• EXERCISE BRIEF
The data beneath this task is to be duplicated exactly, in its entirety.

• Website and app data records
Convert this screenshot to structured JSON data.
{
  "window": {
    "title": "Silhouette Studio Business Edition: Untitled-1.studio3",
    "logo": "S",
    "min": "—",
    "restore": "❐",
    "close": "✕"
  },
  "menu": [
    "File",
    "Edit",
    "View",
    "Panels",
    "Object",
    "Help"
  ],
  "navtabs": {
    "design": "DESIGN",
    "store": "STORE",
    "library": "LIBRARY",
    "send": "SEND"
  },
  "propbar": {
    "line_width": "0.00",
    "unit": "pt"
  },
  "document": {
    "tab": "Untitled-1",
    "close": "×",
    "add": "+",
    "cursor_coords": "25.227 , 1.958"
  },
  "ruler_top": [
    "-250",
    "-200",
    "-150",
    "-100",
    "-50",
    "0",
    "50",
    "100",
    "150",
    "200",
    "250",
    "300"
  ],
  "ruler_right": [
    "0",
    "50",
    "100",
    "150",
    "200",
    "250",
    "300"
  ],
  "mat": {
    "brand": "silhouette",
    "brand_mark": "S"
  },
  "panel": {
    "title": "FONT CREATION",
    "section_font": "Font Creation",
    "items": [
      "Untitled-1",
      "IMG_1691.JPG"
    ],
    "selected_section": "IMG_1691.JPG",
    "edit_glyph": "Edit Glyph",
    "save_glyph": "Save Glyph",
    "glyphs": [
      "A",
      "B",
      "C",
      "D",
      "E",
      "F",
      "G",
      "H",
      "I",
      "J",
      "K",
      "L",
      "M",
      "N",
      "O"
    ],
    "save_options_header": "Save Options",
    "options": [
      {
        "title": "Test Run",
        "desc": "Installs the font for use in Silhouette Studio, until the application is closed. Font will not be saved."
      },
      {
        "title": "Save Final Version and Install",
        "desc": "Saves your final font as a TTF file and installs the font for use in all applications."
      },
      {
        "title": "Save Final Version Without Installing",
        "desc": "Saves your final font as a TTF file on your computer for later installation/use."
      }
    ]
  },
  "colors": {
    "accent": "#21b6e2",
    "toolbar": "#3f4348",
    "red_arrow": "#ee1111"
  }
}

• RESULT OF THE TASK
Convert this screenshot to structured JSON data.
{
  "window": {
    "title": "Silhouette Studio Business Edition: Untitled-1.studio3",
    "logo": "S",
    "min": "—",
    "restore": "❐",
    "close": "✕"
  },
  "menu": [
    "File",
    "Edit",
    "View",
    "Panels",
    "Object",
    "Help"
  ],
  "navtabs": {
    "design": "DESIGN",
    "store": "STORE",
    "library": "LIBRARY",
    "send": "SEND"
  },
  "propbar": {
    "line_width": "0.00",
    "unit": "pt"
  },
  "document": {
    "tab": "Untitled-1",
    "close": "×",
    "add": "+",
    "cursor_coords": "25.227 , 1.958"
  },
  "ruler_top": [
    "-250",
    "-200",
    "-150",
    "-100",
    "-50",
    "0",
    "50",
    "100",
    "150",
    "200",
    "250",
    "300"
  ],
  "ruler_right": [
    "0",
    "50",
    "100",
    "150",
    "200",
    "250",
    "300"
  ],
  "mat": {
    "brand": "silhouette",
    "brand_mark": "S"
  },
  "panel": {
    "title": "FONT CREATION",
    "section_font": "Font Creation",
    "items": [
      "Untitled-1",
      "IMG_1691.JPG"
    ],
    "selected_section": "IMG_1691.JPG",
    "edit_glyph": "Edit Glyph",
    "save_glyph": "Save Glyph",
    "glyphs": [
      "A",
      "B",
      "C",
      "D",
      "E",
      "F",
      "G",
      "H",
      "I",
      "J",
      "K",
      "L",
      "M",
      "N",
      "O"
    ],
    "save_options_header": "Save Options",
    "options": [
      {
        "title": "Test Run",
        "desc": "Installs the font for use in Silhouette Studio, until the application is closed. Font will not be saved."
      },
      {
        "title": "Save Final Version and Install",
        "desc": "Saves your final font as a TTF file and installs the font for use in all applications."
      },
      {
        "title": "Save Final Version Without Installing",
        "desc": "Saves your final font as a TTF file on your computer for later installation/use."
      }
    ]
  },
  "colors": {
    "accent": "#21b6e2",
    "toolbar": "#3f4348",
    "red_arrow": "#ee1111"
  }
}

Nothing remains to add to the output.